## Provided data
+ + + + +

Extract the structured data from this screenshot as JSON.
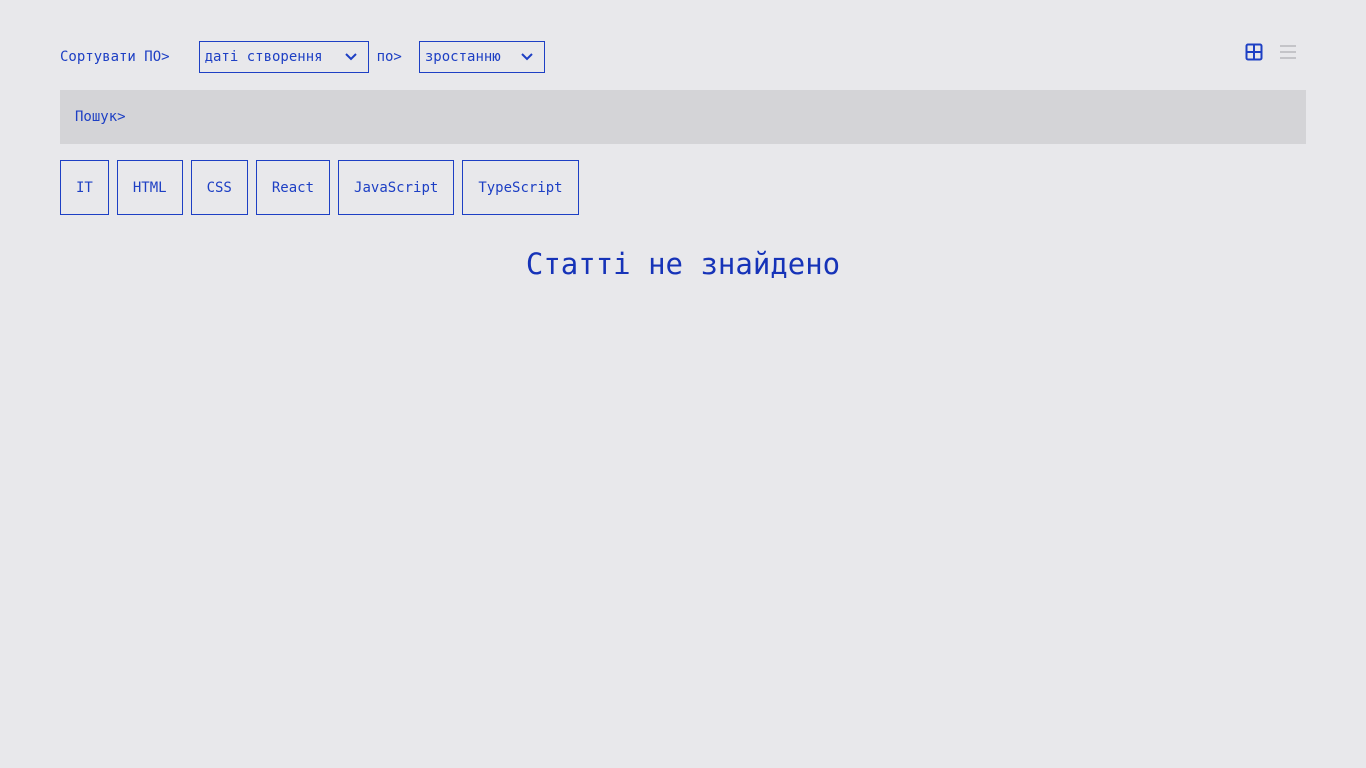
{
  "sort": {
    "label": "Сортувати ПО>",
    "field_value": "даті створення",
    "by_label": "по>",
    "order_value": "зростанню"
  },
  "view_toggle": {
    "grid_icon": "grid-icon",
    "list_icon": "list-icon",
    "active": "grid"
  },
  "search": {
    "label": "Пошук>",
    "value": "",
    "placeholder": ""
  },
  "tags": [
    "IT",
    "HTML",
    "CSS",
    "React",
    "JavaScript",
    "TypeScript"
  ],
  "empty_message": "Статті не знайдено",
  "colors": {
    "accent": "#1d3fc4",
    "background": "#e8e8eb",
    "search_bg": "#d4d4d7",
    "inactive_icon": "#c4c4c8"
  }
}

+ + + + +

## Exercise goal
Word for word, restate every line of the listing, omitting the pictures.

## Result for this task
Extract the structured data from this screenshot as JSON.
{
  "sort": {
    "label": "Сортувати ПО>",
    "field_value": "даті створення",
    "by_label": "по>",
    "order_value": "зростанню"
  },
  "view_toggle": {
    "grid_icon": "grid-icon",
    "list_icon": "list-icon",
    "active": "grid"
  },
  "search": {
    "label": "Пошук>",
    "value": "",
    "placeholder": ""
  },
  "tags": [
    "IT",
    "HTML",
    "CSS",
    "React",
    "JavaScript",
    "TypeScript"
  ],
  "empty_message": "Статті не знайдено",
  "colors": {
    "accent": "#1d3fc4",
    "background": "#e8e8eb",
    "search_bg": "#d4d4d7",
    "inactive_icon": "#c4c4c8"
  }
}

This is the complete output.